The end of free money

3rd April 2017

Daniel Pfund, Senior Financial Analyst, Fund Manager

In September 2014 the European Central bank (ECB) launched its first program offering long-term loans to banks, called TLTRO (Targeted Long Term Refinancing Operation). These loans have a maturity of maximum 4 years and their cost is zero percent.

At the beginning the aim of TLTRO was to help relaunch the economy. Thanks to this free money, the commercial banks were supposed to increase their loans to companies, who in turn were supposed to stimulate the economy by investing this capital in the production of goods and so creating new employments. Unfortunately, since 2014, the loans to companies increased only by 0.42%. The companies did not need the money as the demand was never present. Some companies took the opportunity to borrow money at historic low rates, but mainly to buy-back their own shares and not to invest in their production capacity.

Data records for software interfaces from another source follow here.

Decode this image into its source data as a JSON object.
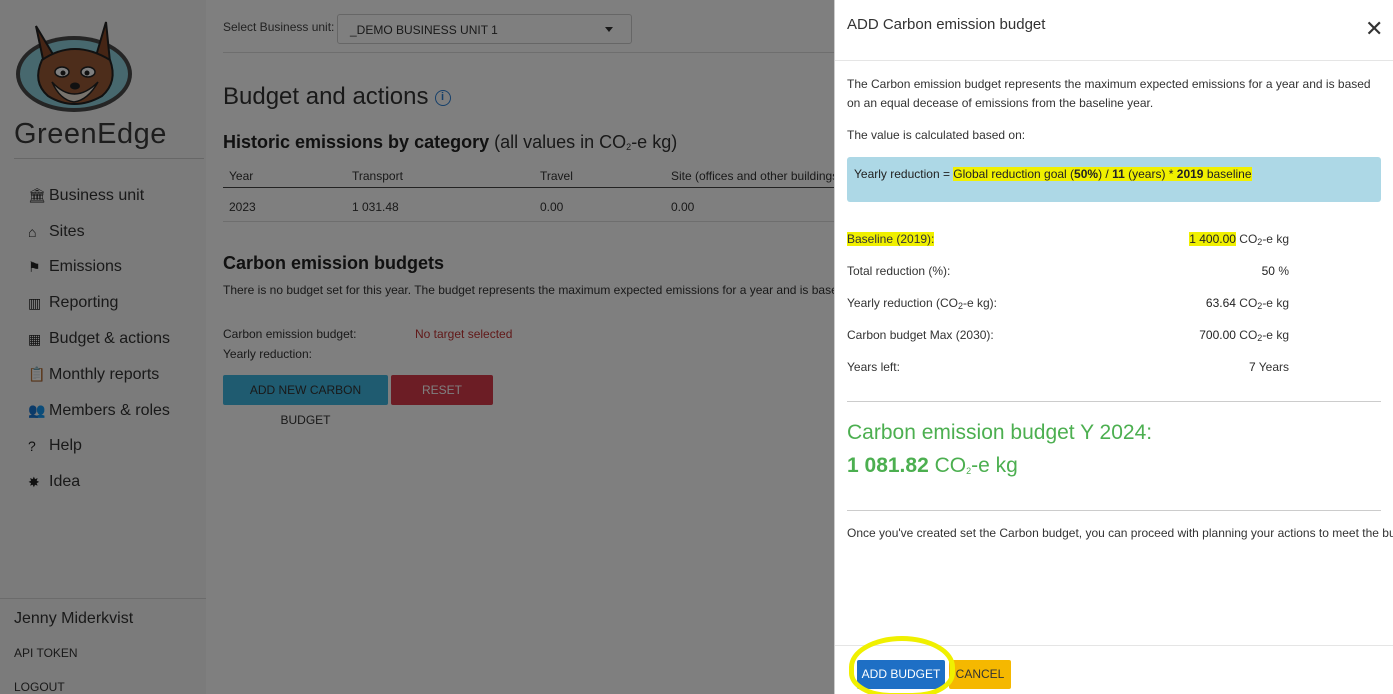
{
  "sidebar": {
    "brand": "GreenEdge",
    "items": [
      {
        "label": "Business unit",
        "icon": "bank-icon",
        "glyph": "🏛"
      },
      {
        "label": "Sites",
        "icon": "home-icon",
        "glyph": "⌂"
      },
      {
        "label": "Emissions",
        "icon": "factory-icon",
        "glyph": "⚑"
      },
      {
        "label": "Reporting",
        "icon": "chart-icon",
        "glyph": "▥"
      },
      {
        "label": "Budget & actions",
        "icon": "calculator-icon",
        "glyph": "▦"
      },
      {
        "label": "Monthly reports",
        "icon": "clipboard-icon",
        "glyph": "📋"
      },
      {
        "label": "Members & roles",
        "icon": "users-icon",
        "glyph": "👥"
      },
      {
        "label": "Help",
        "icon": "question-icon",
        "glyph": "?"
      },
      {
        "label": "Idea",
        "icon": "lightbulb-icon",
        "glyph": "✸"
      }
    ],
    "user_name": "Jenny Miderkvist",
    "api_token": "API TOKEN",
    "logout": "LOGOUT"
  },
  "main": {
    "bu_label": "Select Business unit:",
    "bu_value": "_DEMO BUSINESS UNIT 1",
    "title": "Budget and actions",
    "hist_title": "Historic emissions by category",
    "hist_note_pre": "(all values in CO",
    "hist_note_sub": "2",
    "hist_note_post": "-e kg)",
    "table": {
      "headers": [
        "Year",
        "Transport",
        "Travel",
        "Site (offices and other buildings)"
      ],
      "rows": [
        [
          "2023",
          "1 031.48",
          "0.00",
          "0.00"
        ]
      ]
    },
    "budget_title": "Carbon emission budgets",
    "budget_desc": "There is no budget set for this year. The budget represents the maximum expected emissions for a year and is based on an ec",
    "ceb_label": "Carbon emission budget:",
    "ceb_value": "No target selected",
    "yearly_label": "Yearly reduction:",
    "add_btn": "ADD NEW CARBON BUDGET",
    "reset_btn": "RESET BASELINE"
  },
  "modal": {
    "title": "ADD Carbon emission budget",
    "desc": "The Carbon emission budget represents the maximum expected emissions for a year and is based on an equal decease of emissions from the baseline year.",
    "calc_label": "The value is calculated based on:",
    "formula": {
      "prefix": "Yearly reduction = ",
      "hl1": "Global reduction goal (",
      "goal": "50%",
      "hl2": ") / ",
      "years": "11",
      "hl3": " (years) * ",
      "year": "2019",
      "hl4": " baseline"
    },
    "stats": [
      {
        "label": "Baseline (2019):",
        "value": "1 400.00",
        "unit_pre": " CO",
        "unit_sub": "2",
        "unit_post": "-e kg",
        "highlight": true
      },
      {
        "label": "Total reduction (%):",
        "value": "50",
        "unit_pre": " %",
        "unit_sub": "",
        "unit_post": "",
        "highlight": false
      },
      {
        "label_pre": "Yearly reduction (CO",
        "label_sub": "2",
        "label_post": "-e kg):",
        "value": "63.64",
        "unit_pre": " CO",
        "unit_sub": "2",
        "unit_post": "-e kg",
        "highlight": false
      },
      {
        "label": "Carbon budget Max (2030):",
        "value": "700.00",
        "unit_pre": " CO",
        "unit_sub": "2",
        "unit_post": "-e kg",
        "highlight": false
      },
      {
        "label": "Years left:",
        "value": "7",
        "unit_pre": " Years",
        "unit_sub": "",
        "unit_post": "",
        "highlight": false
      }
    ],
    "result_line1": "Carbon emission budget Y 2024:",
    "result_value": "1 081.82",
    "result_unit_pre": " CO",
    "result_unit_sub": "2",
    "result_unit_post": "-e kg",
    "note": "Once you've created set the Carbon budget, you can proceed with planning your actions to meet the budget.",
    "add_btn": "ADD BUDGET",
    "cancel_btn": "CANCEL"
  },
  "colors": {
    "accent_green": "#4caf50",
    "primary_blue": "#1e6fc5",
    "warning_yellow": "#f5b800",
    "highlight": "#f0f000",
    "formula_bg": "#add8e6"
  }
}
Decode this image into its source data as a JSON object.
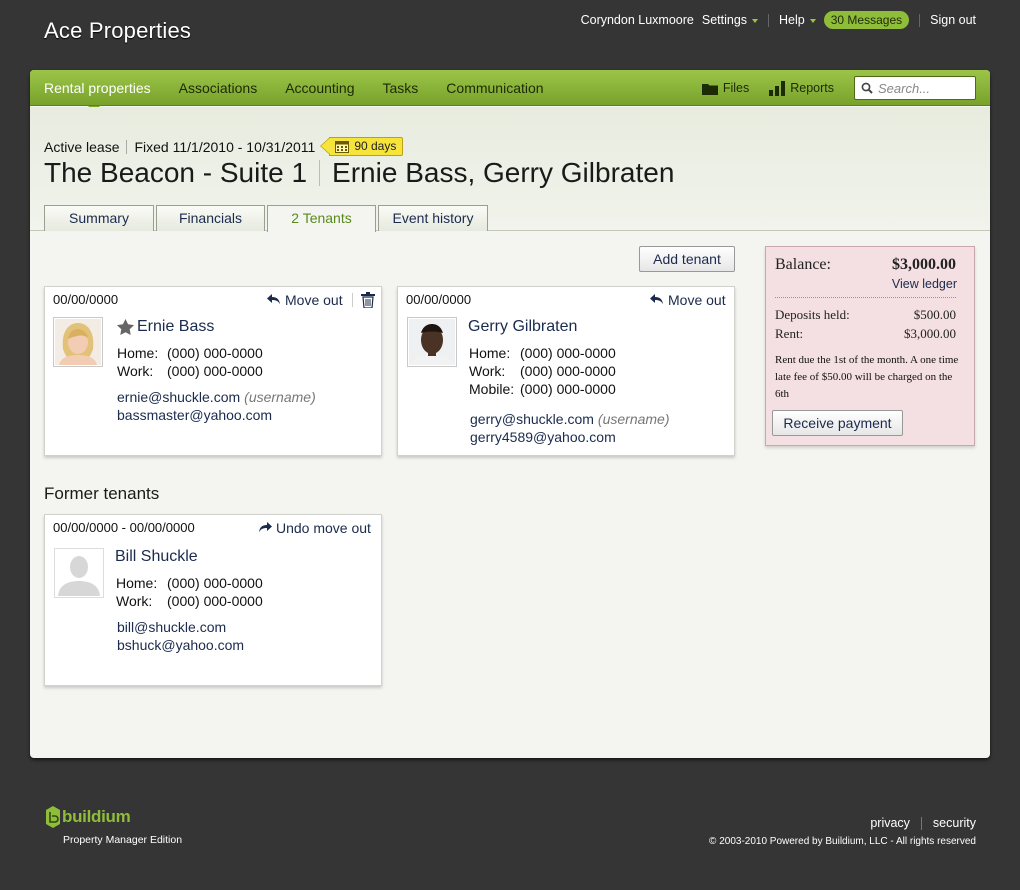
{
  "app_title": "Ace Properties",
  "topbar": {
    "user": "Coryndon Luxmoore",
    "settings": "Settings",
    "help": "Help",
    "messages": "30 Messages",
    "signout": "Sign out"
  },
  "nav": {
    "items": [
      "Rental properties",
      "Associations",
      "Accounting",
      "Tasks",
      "Communication"
    ],
    "files": "Files",
    "reports": "Reports",
    "search_placeholder": "Search..."
  },
  "lease": {
    "status": "Active lease",
    "term": "Fixed 11/1/2010 - 10/31/2011",
    "days_badge": "90 days",
    "property": "The Beacon - Suite 1",
    "tenants_names": "Ernie Bass, Gerry Gilbraten"
  },
  "tabs": [
    "Summary",
    "Financials",
    "2 Tenants",
    "Event history"
  ],
  "active_tab": "2 Tenants",
  "add_tenant_label": "Add tenant",
  "tenants": [
    {
      "date": "00/00/0000",
      "move_out": "Move out",
      "name": "Ernie Bass",
      "primary": true,
      "phones": [
        {
          "label": "Home:",
          "value": "(000) 000-0000"
        },
        {
          "label": "Work:",
          "value": "(000) 000-0000"
        }
      ],
      "email_primary": "ernie@shuckle.com",
      "username_note": "(username)",
      "email_secondary": "bassmaster@yahoo.com"
    },
    {
      "date": "00/00/0000",
      "move_out": "Move out",
      "name": "Gerry Gilbraten",
      "primary": false,
      "phones": [
        {
          "label": "Home:",
          "value": "(000) 000-0000"
        },
        {
          "label": "Work:",
          "value": "(000) 000-0000"
        },
        {
          "label": "Mobile:",
          "value": "(000) 000-0000"
        }
      ],
      "email_primary": "gerry@shuckle.com",
      "username_note": "(username)",
      "email_secondary": "gerry4589@yahoo.com"
    }
  ],
  "former_title": "Former tenants",
  "former": {
    "date": "00/00/0000 - 00/00/0000",
    "undo": "Undo move out",
    "name": "Bill Shuckle",
    "phones": [
      {
        "label": "Home:",
        "value": "(000) 000-0000"
      },
      {
        "label": "Work:",
        "value": "(000) 000-0000"
      }
    ],
    "email_primary": "bill@shuckle.com",
    "email_secondary": "bshuck@yahoo.com"
  },
  "balance": {
    "label": "Balance:",
    "amount": "$3,000.00",
    "view_ledger": "View ledger",
    "deposits_label": "Deposits held:",
    "deposits_value": "$500.00",
    "rent_label": "Rent:",
    "rent_value": "$3,000.00",
    "note": "Rent due the 1st of the month. A one time late fee of $50.00 will be charged on the 6th",
    "receive_payment": "Receive payment"
  },
  "footer": {
    "brand": "buildium",
    "edition": "Property Manager Edition",
    "privacy": "privacy",
    "security": "security",
    "copyright": "© 2003-2010 Powered by Buildium, LLC - All rights reserved"
  },
  "colors": {
    "nav_green": "#8ab73c",
    "background": "#353535",
    "link_blue": "#1b2b4d",
    "balance_pink": "#f4dfe2",
    "badge_yellow": "#f6e43a"
  }
}
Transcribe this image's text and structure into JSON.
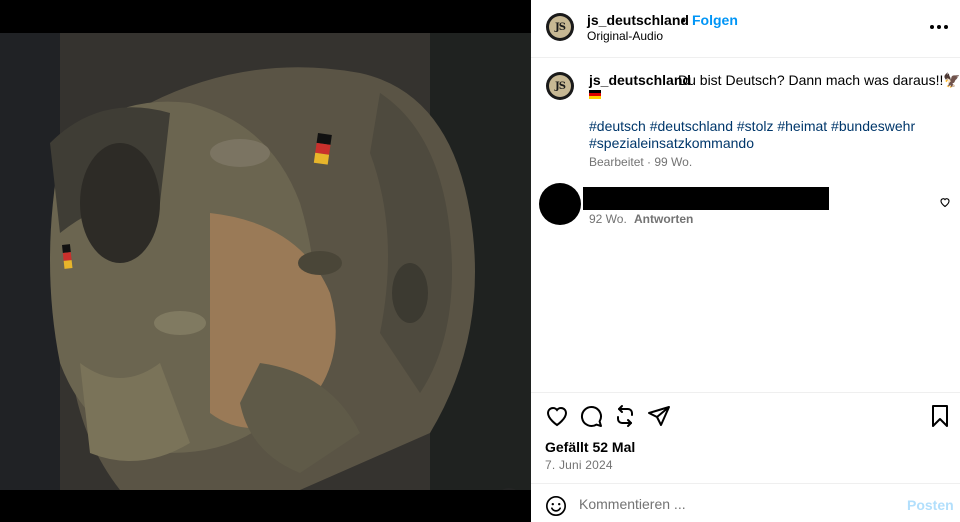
{
  "post": {
    "username": "js_deutschland",
    "separator": "•",
    "follow_label": "Folgen",
    "audio_label": "Original-Audio",
    "avatar_initials": "JS"
  },
  "caption": {
    "username": "js_deutschland",
    "text": "Du bist Deutsch? Dann mach was daraus!!🦅",
    "hashtags": "#deutsch #deutschland #stolz #heimat #bundeswehr #spezialeinsatzkommando",
    "edited_label": "Bearbeitet · 99 Wo."
  },
  "comment": {
    "time": "92 Wo.",
    "reply_label": "Antworten"
  },
  "stats": {
    "likes": "Gefällt 52 Mal",
    "date": "7. Juni 2024"
  },
  "composer": {
    "placeholder": "Kommentieren ...",
    "post_label": "Posten"
  },
  "icons": {
    "more": "more-options-icon",
    "like": "heart-icon",
    "comment": "comment-icon",
    "repost": "repost-icon",
    "share": "share-icon",
    "save": "bookmark-icon",
    "emoji": "emoji-icon",
    "mute": "muted-speaker-icon"
  },
  "colors": {
    "link": "#0095f6",
    "hashtag": "#00376b",
    "muted_text": "#737373",
    "post_disabled": "#b2dffc"
  }
}
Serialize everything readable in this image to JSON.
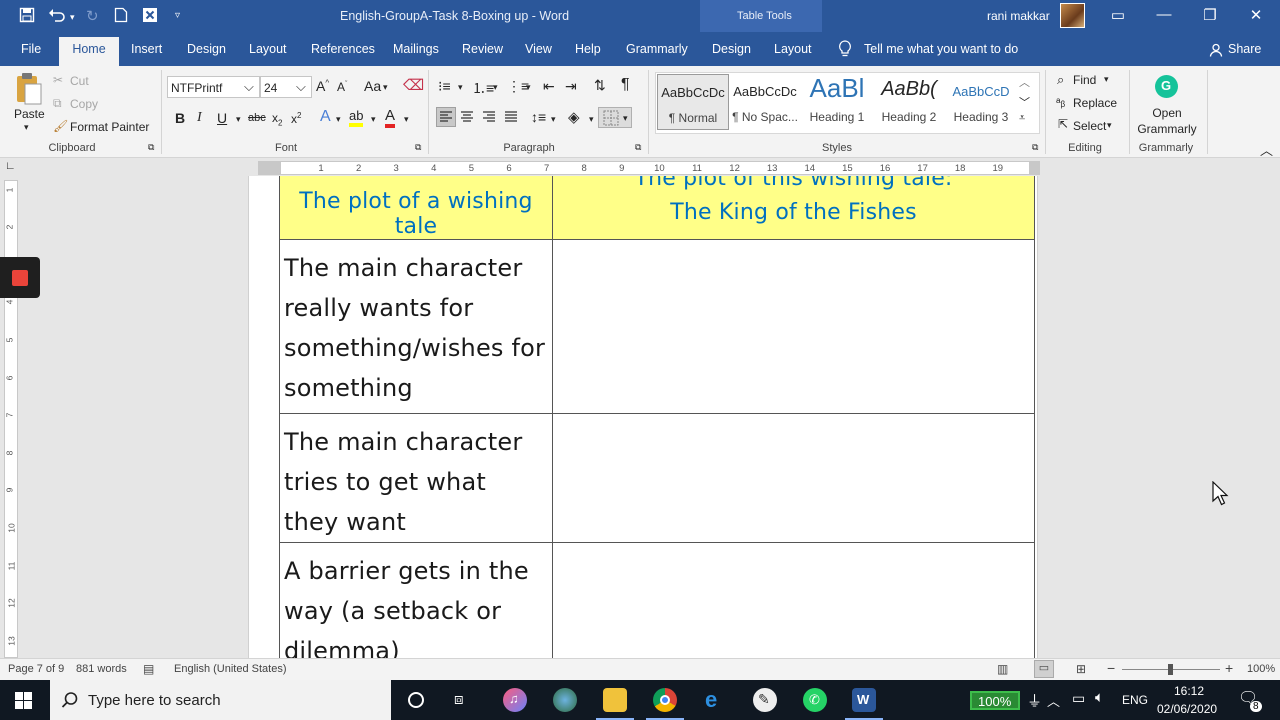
{
  "app": {
    "document_title": "English-GroupA-Task 8-Boxing up  -  Word",
    "context_group": "Table Tools",
    "user_name": "rani makkar"
  },
  "tabs": [
    "File",
    "Home",
    "Insert",
    "Design",
    "Layout",
    "References",
    "Mailings",
    "Review",
    "View",
    "Help",
    "Grammarly",
    "Design",
    "Layout"
  ],
  "tell_me": "Tell me what you want to do",
  "share": "Share",
  "ribbon": {
    "clipboard": {
      "paste": "Paste",
      "cut": "Cut",
      "copy": "Copy",
      "format_painter": "Format Painter",
      "label": "Clipboard"
    },
    "font": {
      "name": "NTFPrintf",
      "size": "24",
      "label": "Font",
      "change_case": "Aa"
    },
    "paragraph": {
      "label": "Paragraph"
    },
    "styles": {
      "label": "Styles",
      "items": [
        {
          "sample": "AaBbCcDc",
          "name": "¶ Normal"
        },
        {
          "sample": "AaBbCcDc",
          "name": "¶ No Spac..."
        },
        {
          "sample": "AaBl",
          "name": "Heading 1"
        },
        {
          "sample": "AaBb(",
          "name": "Heading 2"
        },
        {
          "sample": "AaBbCcD",
          "name": "Heading 3"
        }
      ]
    },
    "editing": {
      "find": "Find",
      "replace": "Replace",
      "select": "Select",
      "label": "Editing"
    },
    "grammarly": {
      "open": "Open Grammarly",
      "label": "Grammarly"
    }
  },
  "ruler": {
    "numbers": [
      "1",
      "2",
      "3",
      "4",
      "5",
      "6",
      "7",
      "8",
      "9",
      "10",
      "11",
      "12",
      "13",
      "14",
      "15",
      "16",
      "17",
      "18",
      "19"
    ]
  },
  "document": {
    "header_left": "The plot of a wishing tale",
    "header_right_line1": "The plot of this wishing tale:",
    "header_right_line2": "The King of the Fishes",
    "rows": [
      {
        "left": "The main character really wants for something/wishes for something",
        "right": ""
      },
      {
        "left": "The main character tries to get what they want",
        "right": ""
      },
      {
        "left": "A barrier gets in the way (a setback or dilemma)",
        "right": ""
      }
    ]
  },
  "status": {
    "page": "Page 7 of 9",
    "words": "881 words",
    "language": "English (United States)",
    "zoom": "100%"
  },
  "taskbar": {
    "search_placeholder": "Type here to search",
    "battery": "100%",
    "input_lang": "ENG",
    "time": "16:12",
    "date": "02/06/2020",
    "notifications": "8"
  }
}
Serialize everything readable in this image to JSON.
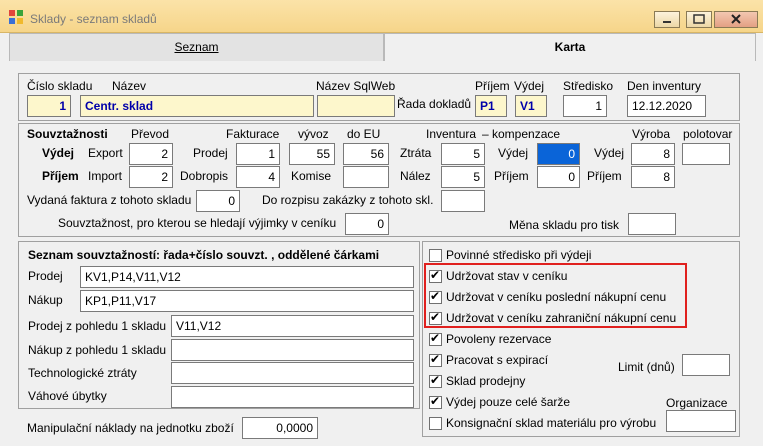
{
  "window": {
    "title": "Sklady - seznam skladů"
  },
  "tabs": [
    {
      "label": "Seznam"
    },
    {
      "label": "Karta"
    }
  ],
  "header": {
    "cislo_label": "Číslo skladu",
    "nazev_label": "Název",
    "sqlweb_label": "Název SqlWeb",
    "rada_label": "Řada dokladů",
    "prijem_label": "Příjem",
    "vydej_label": "Výdej",
    "stredisko_label": "Středisko",
    "den_label": "Den inventury",
    "cislo": "1",
    "nazev": "Centr. sklad",
    "sqlweb": "",
    "prijem": "P1",
    "vydej": "V1",
    "stredisko": "1",
    "den": "12.12.2020"
  },
  "souvz": {
    "title": "Souvztažnosti",
    "prevod": "Převod",
    "fakturace": "Fakturace",
    "vyvoz": "vývoz",
    "do_eu": "do EU",
    "inventura": "Inventura",
    "kompenzace": "– kompenzace",
    "vyroba": "Výroba",
    "polotovar": "polotovar",
    "vydej": "Výdej",
    "prijem": "Příjem",
    "export": "Export",
    "import": "Import",
    "prodej": "Prodej",
    "dobropis": "Dobropis",
    "komise": "Komise",
    "ztrata": "Ztráta",
    "nalez": "Nález",
    "vydej_r": "Výdej",
    "prijem_r": "Příjem",
    "v_export": "2",
    "v_import": "2",
    "v_prodej": "1",
    "v_dobropis": "4",
    "v_vyvoz": "55",
    "v_doeu": "56",
    "v_komise1": "",
    "v_komise2": "",
    "v_ztrata": "5",
    "v_nalez": "5",
    "v_inv_vydej": "0",
    "v_inv_prijem": "0",
    "v_vyroba_vydej": "8",
    "v_vyroba_prijem": "8",
    "v_polotovar": "",
    "faktura_label": "Vydaná faktura z tohoto skladu",
    "faktura": "0",
    "rozpis_label": "Do rozpisu zakázky z tohoto skl.",
    "rozpis": "",
    "vyjimka_label": "Souvztažnost, pro kterou se hledají výjimky v ceníku",
    "vyjimka": "0",
    "mena_label": "Měna skladu pro tisk",
    "mena": ""
  },
  "seznam": {
    "title": "Seznam souvztažností: řada+číslo souvzt. , oddělené čárkami",
    "prodej_label": "Prodej",
    "prodej": "KV1,P14,V11,V12",
    "nakup_label": "Nákup",
    "nakup": "KP1,P11,V17",
    "prodej1_label": "Prodej z pohledu 1 skladu",
    "prodej1": "V11,V12",
    "nakup1_label": "Nákup z pohledu 1 skladu",
    "nakup1": "",
    "tech_label": "Technologické ztráty",
    "tech": "",
    "vah_label": "Váhové úbytky",
    "vah": "",
    "manip_label": "Manipulační náklady na jednotku zboží",
    "manip": "0,0000"
  },
  "options": {
    "povinne": "Povinné středisko při výdeji",
    "stav": "Udržovat stav v ceníku",
    "posledni": "Udržovat v ceníku poslední nákupní cenu",
    "zahranicni": "Udržovat v ceníku zahraniční nákupní cenu",
    "rezervace": "Povoleny rezervace",
    "expirace": "Pracovat s expirací",
    "limit_label": "Limit (dnů)",
    "limit": "",
    "prodejny": "Sklad prodejny",
    "sarze": "Výdej pouze celé šarže",
    "organizace_label": "Organizace",
    "organizace": "",
    "konsignacni": "Konsignační sklad materiálu pro výrobu"
  }
}
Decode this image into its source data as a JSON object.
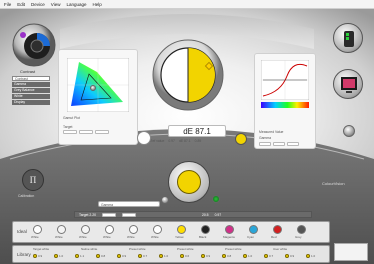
{
  "menu": [
    "File",
    "Edit",
    "Device",
    "View",
    "Language",
    "Help"
  ],
  "left_tabs": [
    "Contrast",
    "Gamma",
    "Grey Balance",
    "White",
    "Display"
  ],
  "gamut_panel": {
    "title": "Gamut Plot",
    "row_labels": [
      "Target",
      "Display"
    ]
  },
  "center": {
    "delta_e": "dE 87.1"
  },
  "graph_panel": {
    "title": "Measured Value",
    "row_labels": [
      "Gamma",
      "Target"
    ]
  },
  "measurement": {
    "mode_label": "Gamma",
    "stats": [
      "Ref value",
      "0.97",
      "dE 87.1",
      "0.89"
    ],
    "mid_label": "Target 2.20",
    "right_stats": [
      "20.5",
      "0.97"
    ]
  },
  "brand": {
    "left_label": "Calibration",
    "right_label": "ColourVision"
  },
  "swatch_rows": {
    "row1_label": "Ideal",
    "row2_label": "Library"
  },
  "swatch_names": [
    "White",
    "White",
    "White",
    "White",
    "White",
    "White",
    "Yellow",
    "Black",
    "Magenta",
    "Cyan",
    "Red",
    "Grey"
  ],
  "swatch_colors": [
    "#ffffff",
    "#f4f4f4",
    "#f6f6f6",
    "#ffffff",
    "#fafafa",
    "#ffffff",
    "#ffde00",
    "#222222",
    "#d03088",
    "#2aa6d8",
    "#d22020",
    "#555555"
  ],
  "library_tags": [
    "Target white",
    "Native white",
    "Preset white",
    "Preset white",
    "Preset white",
    "User white"
  ],
  "library_values": [
    "0.9",
    "1.0",
    "1.1",
    "0.8",
    "0.9",
    "0.7",
    "1.0",
    "0.6",
    "0.9",
    "0.8",
    "1.0",
    "0.7",
    "0.9",
    "1.0"
  ],
  "colors": {
    "accent": "#f2d400",
    "dial_blue": "#1c6bd6"
  }
}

Last Thursday the ECB closed the TLTRO program. The banks borrowed for the last time 233.5 billion Euros, a record amount. With the end of this program, the ECB signals to the economy that times of free money are in the past. The ECB will most certainly raise the reference rates before the end of the year.